[Records supplied]:
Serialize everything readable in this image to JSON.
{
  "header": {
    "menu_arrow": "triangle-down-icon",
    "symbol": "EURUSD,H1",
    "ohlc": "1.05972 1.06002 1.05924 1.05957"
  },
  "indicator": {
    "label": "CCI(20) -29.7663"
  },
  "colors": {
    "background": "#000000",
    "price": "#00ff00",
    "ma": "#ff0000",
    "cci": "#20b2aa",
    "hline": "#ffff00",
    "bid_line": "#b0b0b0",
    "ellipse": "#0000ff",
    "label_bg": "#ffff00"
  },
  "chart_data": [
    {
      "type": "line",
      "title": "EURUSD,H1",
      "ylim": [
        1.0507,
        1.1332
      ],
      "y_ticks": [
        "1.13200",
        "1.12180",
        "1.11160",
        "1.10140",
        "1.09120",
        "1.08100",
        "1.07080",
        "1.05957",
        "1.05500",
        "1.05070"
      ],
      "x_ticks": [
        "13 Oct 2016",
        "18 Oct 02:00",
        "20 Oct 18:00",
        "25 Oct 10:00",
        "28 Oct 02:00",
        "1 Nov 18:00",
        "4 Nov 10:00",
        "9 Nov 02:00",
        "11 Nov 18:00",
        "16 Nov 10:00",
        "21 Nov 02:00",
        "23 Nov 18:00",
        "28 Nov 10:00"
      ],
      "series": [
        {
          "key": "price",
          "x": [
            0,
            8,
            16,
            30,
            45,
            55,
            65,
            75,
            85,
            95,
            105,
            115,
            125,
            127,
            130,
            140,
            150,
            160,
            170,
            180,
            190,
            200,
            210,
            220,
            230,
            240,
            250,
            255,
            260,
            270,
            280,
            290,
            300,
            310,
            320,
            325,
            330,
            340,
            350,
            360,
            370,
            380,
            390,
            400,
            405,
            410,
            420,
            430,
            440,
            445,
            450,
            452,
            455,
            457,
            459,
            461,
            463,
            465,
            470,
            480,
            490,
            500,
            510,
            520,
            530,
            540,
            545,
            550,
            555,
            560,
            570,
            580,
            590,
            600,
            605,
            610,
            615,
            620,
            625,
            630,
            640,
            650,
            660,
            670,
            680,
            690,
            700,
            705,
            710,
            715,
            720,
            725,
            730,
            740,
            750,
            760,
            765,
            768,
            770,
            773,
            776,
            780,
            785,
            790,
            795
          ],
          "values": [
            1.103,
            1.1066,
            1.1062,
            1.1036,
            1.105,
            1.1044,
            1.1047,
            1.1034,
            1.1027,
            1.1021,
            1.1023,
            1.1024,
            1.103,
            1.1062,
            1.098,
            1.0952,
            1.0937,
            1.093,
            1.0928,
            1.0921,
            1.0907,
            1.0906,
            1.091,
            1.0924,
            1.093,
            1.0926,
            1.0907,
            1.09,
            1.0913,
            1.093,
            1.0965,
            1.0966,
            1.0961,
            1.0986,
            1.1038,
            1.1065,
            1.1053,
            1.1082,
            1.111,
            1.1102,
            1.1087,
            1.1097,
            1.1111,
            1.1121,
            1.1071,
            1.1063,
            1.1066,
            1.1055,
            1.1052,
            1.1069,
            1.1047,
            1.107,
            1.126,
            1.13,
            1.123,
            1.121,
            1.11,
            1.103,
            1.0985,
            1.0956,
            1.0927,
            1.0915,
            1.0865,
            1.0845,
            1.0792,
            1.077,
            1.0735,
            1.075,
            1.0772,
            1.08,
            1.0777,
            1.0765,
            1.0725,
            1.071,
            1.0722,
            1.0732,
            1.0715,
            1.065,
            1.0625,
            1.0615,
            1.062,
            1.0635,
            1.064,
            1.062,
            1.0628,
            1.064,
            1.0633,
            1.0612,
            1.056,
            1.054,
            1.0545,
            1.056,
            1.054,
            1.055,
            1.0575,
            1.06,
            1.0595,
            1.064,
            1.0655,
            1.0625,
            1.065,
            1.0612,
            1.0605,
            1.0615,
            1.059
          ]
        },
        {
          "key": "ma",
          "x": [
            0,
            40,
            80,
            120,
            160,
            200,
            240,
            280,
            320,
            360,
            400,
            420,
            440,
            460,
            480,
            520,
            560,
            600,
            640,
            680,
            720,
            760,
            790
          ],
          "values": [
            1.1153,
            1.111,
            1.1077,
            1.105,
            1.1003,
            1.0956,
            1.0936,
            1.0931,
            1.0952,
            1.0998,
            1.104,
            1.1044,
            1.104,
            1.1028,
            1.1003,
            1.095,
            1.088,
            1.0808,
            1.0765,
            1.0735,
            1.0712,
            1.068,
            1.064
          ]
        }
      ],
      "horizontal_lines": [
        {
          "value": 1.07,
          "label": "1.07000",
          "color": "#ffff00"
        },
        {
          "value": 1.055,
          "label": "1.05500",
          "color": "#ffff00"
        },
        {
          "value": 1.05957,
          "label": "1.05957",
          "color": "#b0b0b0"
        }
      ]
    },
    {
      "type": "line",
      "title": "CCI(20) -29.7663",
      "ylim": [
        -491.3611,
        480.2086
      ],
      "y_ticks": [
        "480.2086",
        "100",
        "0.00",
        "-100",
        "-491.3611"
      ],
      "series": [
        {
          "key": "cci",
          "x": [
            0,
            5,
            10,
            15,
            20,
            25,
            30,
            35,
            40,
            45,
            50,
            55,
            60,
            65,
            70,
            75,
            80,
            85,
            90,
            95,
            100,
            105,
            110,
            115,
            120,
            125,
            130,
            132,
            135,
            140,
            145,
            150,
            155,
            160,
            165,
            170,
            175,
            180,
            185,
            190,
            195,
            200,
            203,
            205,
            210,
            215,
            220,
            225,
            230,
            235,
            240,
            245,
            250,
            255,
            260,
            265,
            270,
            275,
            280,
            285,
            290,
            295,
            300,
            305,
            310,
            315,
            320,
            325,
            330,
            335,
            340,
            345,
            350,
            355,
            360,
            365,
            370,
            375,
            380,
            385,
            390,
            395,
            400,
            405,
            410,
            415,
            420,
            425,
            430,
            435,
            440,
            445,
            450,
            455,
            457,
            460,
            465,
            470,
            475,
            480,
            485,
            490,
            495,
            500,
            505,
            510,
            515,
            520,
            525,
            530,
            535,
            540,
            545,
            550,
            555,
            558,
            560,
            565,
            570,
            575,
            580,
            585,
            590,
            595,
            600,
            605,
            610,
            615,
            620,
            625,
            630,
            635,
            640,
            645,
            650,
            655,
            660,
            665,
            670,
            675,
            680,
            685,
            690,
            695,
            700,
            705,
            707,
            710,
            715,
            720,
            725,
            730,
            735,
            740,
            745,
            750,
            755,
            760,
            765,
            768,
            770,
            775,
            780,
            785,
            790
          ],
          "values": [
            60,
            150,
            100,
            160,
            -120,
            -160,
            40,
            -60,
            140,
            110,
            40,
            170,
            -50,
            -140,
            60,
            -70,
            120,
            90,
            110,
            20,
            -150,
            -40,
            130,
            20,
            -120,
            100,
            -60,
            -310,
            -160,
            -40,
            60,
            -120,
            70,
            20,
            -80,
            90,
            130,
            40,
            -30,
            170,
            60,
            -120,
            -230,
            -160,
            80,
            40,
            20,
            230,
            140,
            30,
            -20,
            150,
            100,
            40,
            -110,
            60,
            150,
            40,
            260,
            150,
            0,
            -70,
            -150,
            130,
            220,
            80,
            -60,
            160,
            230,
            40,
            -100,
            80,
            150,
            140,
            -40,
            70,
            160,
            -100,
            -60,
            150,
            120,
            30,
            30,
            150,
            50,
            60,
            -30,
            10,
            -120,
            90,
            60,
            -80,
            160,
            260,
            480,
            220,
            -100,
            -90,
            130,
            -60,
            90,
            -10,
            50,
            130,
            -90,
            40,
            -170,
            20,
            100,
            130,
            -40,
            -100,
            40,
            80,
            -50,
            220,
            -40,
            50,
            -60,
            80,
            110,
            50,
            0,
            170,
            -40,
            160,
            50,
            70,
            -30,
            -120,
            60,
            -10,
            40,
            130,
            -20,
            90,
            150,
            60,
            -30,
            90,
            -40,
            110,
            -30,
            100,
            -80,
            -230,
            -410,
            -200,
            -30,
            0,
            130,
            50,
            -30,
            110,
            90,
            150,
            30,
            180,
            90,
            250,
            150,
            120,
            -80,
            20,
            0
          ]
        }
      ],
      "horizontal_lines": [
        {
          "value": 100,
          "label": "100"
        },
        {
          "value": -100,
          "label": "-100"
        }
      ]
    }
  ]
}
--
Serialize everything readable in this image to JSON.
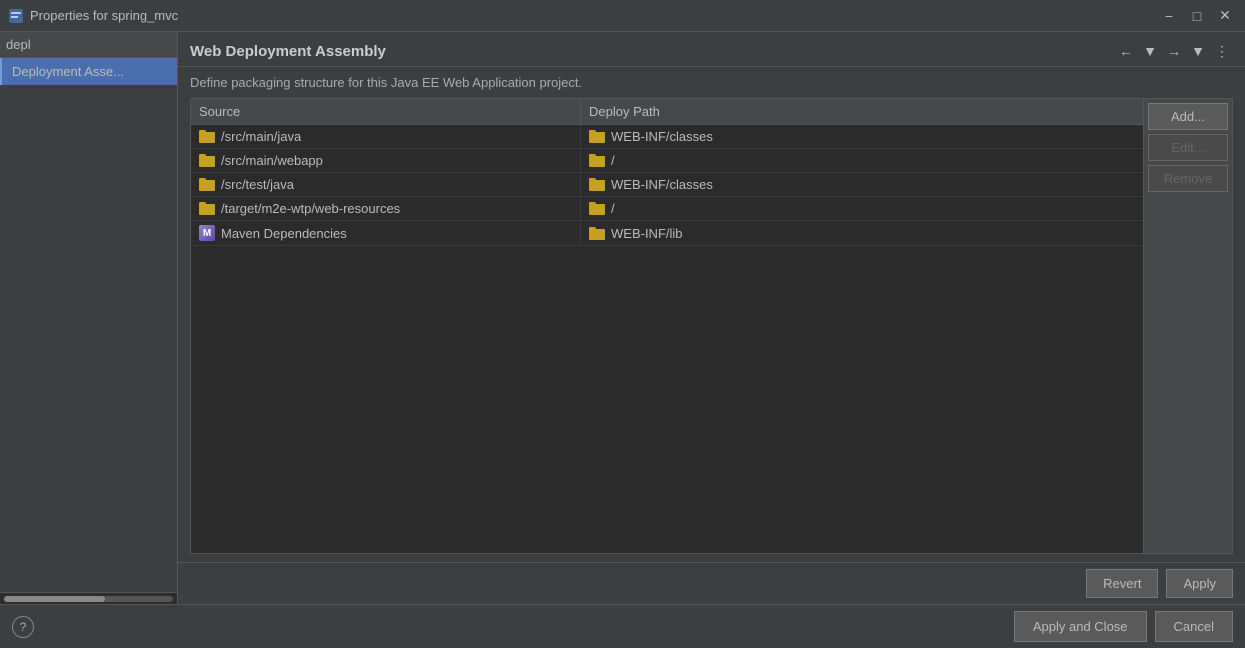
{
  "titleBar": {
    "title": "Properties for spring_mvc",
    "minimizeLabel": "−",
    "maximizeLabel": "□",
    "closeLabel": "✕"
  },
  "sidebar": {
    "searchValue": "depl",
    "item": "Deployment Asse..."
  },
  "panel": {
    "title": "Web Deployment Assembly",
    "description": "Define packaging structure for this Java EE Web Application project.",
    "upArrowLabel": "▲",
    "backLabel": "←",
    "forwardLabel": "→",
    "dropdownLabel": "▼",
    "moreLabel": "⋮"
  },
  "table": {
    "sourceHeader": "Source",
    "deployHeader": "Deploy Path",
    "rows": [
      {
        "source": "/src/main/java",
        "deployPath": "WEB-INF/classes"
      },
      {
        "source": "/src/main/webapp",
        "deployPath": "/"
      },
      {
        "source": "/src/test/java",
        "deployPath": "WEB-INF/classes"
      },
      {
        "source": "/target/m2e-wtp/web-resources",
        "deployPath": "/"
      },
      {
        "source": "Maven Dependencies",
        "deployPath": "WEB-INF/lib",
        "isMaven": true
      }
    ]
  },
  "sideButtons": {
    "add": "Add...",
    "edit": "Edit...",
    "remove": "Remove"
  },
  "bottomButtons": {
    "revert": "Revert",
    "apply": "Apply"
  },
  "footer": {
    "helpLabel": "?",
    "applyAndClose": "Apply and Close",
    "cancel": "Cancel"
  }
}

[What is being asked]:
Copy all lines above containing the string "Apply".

[Answer for the task]:
    "apply": "Apply"
    "applyAndClose": "Apply and Close",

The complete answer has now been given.